### What this task involves
The response must be made up of the lines in the entries below that contain "java".

(Beginning of Supplied records)

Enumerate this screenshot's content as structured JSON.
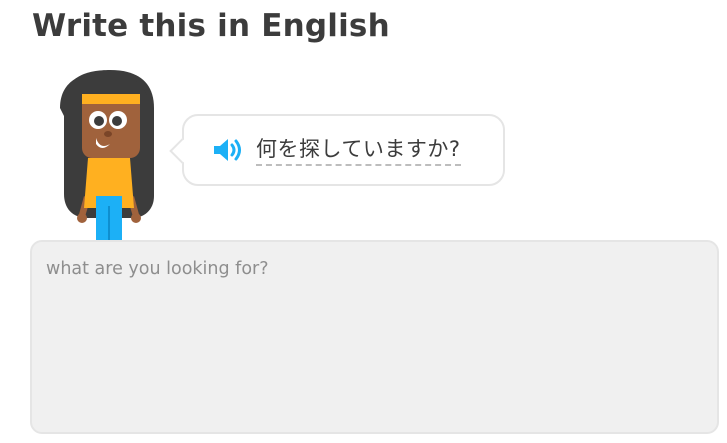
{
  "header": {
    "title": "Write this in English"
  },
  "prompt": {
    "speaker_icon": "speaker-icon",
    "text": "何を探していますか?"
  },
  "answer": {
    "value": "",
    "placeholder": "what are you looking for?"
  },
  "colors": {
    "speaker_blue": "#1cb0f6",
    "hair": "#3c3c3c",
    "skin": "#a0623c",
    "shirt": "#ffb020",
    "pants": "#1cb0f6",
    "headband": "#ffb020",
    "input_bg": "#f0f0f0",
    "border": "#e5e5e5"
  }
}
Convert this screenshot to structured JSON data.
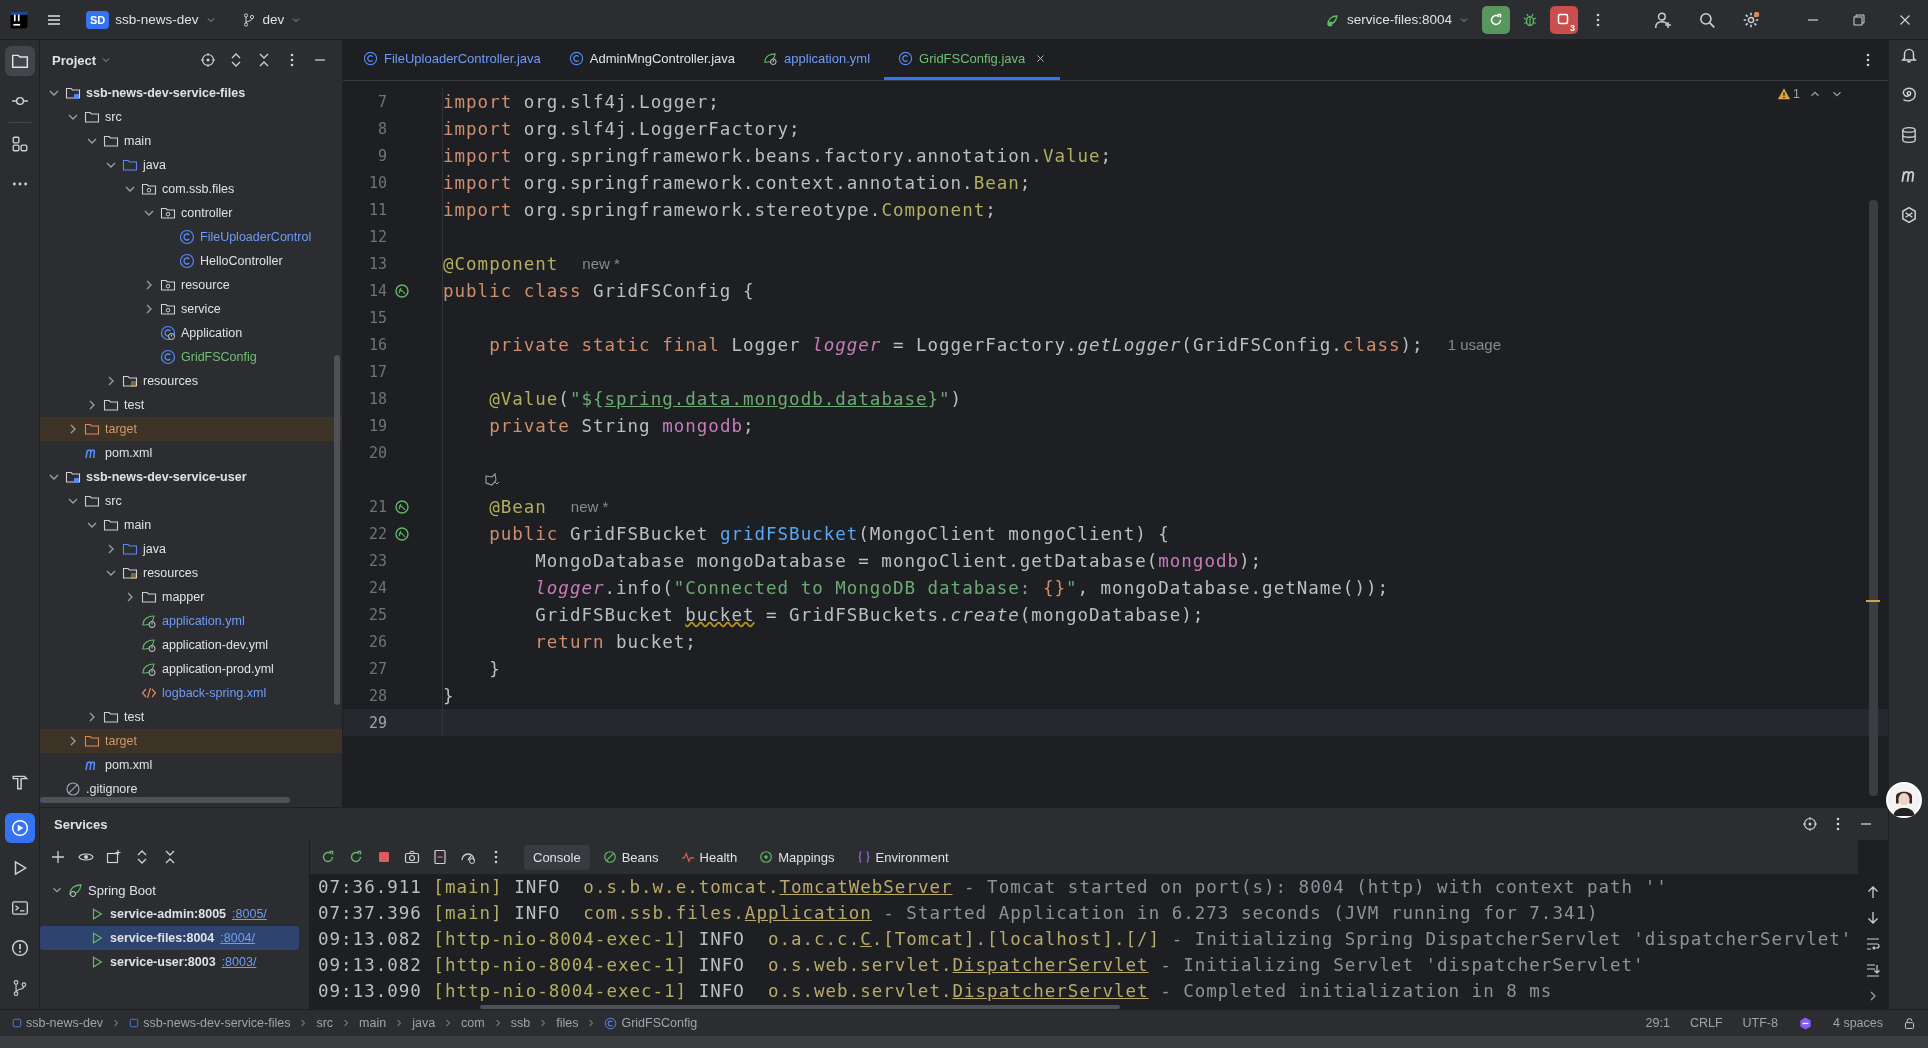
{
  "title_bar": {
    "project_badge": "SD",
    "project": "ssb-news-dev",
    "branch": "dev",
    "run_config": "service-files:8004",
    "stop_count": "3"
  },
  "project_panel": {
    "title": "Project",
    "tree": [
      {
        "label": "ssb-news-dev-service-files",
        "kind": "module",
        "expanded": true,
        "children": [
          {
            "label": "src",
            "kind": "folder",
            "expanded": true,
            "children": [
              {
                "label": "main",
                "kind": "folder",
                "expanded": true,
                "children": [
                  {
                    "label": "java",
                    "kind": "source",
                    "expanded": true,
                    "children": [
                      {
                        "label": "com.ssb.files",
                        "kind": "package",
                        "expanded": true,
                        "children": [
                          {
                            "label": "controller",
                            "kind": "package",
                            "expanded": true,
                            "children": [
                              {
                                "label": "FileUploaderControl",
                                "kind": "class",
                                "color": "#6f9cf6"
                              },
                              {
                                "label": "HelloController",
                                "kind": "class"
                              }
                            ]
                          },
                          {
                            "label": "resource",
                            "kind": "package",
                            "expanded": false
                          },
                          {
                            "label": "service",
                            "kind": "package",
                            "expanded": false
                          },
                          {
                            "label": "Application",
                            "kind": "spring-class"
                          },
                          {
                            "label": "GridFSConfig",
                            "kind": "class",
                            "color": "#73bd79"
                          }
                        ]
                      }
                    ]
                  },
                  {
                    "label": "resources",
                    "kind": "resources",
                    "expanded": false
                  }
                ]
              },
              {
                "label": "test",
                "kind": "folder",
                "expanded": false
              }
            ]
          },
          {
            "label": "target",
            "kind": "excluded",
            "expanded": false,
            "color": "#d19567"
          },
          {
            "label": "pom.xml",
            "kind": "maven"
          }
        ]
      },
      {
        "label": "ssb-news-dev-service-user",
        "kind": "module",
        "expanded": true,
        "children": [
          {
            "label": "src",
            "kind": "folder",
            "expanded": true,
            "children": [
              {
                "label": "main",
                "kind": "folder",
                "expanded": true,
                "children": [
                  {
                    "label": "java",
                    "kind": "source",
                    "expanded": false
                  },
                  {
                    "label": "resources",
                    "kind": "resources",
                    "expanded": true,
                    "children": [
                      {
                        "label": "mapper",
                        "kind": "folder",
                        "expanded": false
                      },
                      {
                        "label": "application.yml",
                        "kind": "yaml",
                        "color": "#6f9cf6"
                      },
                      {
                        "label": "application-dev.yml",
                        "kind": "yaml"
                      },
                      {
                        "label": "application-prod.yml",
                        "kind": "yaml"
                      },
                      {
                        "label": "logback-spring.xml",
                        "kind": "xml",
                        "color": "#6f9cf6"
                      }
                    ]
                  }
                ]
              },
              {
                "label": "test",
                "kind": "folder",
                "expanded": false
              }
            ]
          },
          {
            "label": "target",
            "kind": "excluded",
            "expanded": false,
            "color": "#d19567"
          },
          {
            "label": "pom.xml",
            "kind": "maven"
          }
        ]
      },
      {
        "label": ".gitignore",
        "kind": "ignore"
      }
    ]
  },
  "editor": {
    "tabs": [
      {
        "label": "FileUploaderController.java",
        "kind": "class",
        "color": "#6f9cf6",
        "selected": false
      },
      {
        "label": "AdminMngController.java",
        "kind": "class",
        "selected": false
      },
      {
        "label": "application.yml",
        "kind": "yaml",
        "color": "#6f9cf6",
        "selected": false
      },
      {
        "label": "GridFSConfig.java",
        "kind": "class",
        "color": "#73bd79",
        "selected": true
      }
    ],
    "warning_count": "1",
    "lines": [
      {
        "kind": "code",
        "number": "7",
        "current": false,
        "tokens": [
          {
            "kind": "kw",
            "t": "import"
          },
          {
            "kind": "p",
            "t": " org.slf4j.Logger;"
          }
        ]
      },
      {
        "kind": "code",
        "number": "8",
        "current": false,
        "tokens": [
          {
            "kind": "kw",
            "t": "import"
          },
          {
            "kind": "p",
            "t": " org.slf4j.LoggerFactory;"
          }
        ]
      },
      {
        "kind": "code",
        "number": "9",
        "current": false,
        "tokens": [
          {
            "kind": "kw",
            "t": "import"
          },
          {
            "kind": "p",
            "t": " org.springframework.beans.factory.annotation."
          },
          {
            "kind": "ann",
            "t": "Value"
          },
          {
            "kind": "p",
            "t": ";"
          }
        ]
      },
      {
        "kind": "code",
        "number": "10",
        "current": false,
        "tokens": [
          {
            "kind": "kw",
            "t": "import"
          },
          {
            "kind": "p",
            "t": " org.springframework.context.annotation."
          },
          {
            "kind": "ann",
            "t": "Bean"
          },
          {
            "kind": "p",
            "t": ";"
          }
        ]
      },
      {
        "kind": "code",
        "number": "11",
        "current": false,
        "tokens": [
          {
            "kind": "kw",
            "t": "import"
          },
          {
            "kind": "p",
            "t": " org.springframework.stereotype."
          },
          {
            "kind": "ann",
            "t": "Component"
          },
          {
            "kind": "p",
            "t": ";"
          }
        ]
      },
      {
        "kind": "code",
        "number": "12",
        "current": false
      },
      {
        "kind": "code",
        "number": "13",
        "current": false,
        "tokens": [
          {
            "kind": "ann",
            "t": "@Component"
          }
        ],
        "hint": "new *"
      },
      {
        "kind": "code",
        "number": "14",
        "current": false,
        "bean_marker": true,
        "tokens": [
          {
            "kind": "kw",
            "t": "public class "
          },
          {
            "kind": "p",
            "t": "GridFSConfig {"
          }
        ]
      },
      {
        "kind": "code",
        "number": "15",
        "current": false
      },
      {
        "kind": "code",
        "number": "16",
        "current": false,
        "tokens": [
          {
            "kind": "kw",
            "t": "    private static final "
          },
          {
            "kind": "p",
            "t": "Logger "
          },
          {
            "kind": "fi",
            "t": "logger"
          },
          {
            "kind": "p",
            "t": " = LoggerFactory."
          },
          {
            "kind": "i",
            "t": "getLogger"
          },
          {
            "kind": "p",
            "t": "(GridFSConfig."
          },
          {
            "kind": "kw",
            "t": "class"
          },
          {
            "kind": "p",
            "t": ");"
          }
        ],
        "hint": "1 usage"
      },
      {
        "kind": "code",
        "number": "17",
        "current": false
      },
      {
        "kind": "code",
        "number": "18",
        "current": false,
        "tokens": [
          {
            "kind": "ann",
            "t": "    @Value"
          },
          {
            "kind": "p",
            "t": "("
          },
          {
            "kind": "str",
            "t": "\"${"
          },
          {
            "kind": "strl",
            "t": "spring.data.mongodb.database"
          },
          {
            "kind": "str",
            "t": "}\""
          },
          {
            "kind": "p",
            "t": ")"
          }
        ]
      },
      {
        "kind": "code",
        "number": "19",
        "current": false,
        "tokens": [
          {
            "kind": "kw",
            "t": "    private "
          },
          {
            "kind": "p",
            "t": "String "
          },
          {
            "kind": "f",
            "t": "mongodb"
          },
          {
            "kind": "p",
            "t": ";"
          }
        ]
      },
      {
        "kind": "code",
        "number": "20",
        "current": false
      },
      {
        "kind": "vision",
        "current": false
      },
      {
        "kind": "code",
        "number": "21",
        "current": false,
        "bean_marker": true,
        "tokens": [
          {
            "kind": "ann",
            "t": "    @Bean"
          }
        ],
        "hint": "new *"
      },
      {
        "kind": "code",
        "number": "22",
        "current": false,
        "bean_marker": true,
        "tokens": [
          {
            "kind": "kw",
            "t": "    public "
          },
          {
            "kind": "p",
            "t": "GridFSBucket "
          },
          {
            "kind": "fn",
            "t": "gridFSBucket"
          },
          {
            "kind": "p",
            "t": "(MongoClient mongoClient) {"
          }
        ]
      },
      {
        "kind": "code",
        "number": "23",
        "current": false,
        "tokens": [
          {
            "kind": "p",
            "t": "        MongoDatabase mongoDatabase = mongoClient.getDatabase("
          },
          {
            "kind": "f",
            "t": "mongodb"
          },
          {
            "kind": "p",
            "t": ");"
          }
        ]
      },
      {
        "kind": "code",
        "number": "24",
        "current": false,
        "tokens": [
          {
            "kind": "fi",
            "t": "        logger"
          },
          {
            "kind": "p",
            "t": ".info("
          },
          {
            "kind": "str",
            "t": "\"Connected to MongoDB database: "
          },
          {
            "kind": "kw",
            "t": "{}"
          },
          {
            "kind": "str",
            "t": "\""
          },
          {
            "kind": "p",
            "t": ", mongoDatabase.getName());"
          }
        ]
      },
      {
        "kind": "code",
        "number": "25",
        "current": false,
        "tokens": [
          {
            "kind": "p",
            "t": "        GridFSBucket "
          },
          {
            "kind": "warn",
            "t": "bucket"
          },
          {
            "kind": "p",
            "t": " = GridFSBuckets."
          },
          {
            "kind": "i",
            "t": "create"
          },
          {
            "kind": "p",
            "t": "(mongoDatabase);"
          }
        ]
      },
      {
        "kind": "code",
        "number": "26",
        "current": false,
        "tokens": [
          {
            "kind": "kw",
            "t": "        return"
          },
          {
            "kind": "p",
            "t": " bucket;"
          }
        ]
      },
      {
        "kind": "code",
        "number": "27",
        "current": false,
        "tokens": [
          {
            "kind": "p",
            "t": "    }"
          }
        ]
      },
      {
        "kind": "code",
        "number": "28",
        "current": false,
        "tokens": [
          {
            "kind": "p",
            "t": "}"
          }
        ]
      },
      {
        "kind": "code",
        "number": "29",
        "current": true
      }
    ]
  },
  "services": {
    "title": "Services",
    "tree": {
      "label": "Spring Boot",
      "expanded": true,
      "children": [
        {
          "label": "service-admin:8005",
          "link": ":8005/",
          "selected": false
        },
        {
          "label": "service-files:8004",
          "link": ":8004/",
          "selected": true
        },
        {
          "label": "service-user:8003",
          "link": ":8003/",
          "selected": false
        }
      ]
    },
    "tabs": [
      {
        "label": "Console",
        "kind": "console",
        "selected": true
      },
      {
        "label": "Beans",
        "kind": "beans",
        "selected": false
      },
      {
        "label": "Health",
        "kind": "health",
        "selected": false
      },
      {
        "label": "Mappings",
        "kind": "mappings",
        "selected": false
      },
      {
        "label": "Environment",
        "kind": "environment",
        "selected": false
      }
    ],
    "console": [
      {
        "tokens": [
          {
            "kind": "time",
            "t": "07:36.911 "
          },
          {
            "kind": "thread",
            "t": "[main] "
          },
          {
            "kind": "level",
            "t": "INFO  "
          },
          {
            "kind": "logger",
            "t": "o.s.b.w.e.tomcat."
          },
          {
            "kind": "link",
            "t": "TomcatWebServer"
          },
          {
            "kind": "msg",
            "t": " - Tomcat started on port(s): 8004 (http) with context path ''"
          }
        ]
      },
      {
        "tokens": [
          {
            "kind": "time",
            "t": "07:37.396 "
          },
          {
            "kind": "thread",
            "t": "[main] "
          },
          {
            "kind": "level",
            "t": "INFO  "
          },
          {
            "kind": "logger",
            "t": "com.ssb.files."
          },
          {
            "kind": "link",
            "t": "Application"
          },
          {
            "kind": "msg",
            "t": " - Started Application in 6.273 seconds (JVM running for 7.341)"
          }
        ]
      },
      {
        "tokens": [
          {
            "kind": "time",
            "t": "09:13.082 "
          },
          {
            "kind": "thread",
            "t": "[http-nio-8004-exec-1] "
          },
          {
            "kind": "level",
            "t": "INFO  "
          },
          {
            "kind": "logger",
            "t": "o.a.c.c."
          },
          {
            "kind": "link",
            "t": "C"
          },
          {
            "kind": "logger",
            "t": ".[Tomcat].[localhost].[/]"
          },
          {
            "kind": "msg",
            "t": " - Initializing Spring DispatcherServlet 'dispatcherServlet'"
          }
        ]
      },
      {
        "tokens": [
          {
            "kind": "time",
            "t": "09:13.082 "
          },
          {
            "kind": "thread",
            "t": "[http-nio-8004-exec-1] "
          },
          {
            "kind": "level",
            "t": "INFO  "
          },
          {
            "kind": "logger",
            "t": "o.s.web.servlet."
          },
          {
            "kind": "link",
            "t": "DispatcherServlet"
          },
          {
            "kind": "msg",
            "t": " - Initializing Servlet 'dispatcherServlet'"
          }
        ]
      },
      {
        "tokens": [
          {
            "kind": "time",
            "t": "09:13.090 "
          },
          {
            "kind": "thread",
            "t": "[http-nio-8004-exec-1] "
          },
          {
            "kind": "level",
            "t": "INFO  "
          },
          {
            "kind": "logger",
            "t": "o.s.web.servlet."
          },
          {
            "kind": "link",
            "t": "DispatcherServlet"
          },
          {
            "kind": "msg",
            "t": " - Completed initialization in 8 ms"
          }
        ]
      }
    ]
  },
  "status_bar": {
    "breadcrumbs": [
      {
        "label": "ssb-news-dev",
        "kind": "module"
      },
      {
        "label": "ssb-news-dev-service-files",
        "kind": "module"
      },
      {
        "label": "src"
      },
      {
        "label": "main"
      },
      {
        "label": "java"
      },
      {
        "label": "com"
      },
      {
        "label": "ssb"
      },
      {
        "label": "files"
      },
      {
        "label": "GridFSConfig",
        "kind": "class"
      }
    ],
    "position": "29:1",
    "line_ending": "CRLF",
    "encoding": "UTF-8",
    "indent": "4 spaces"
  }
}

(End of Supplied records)

### Task answer
                    "label": "java",
                    "label": "java",
        "label": "FileUploaderController.java",
        "label": "AdminMngController.java",
        "label": "GridFSConfig.java",
        "label": "java"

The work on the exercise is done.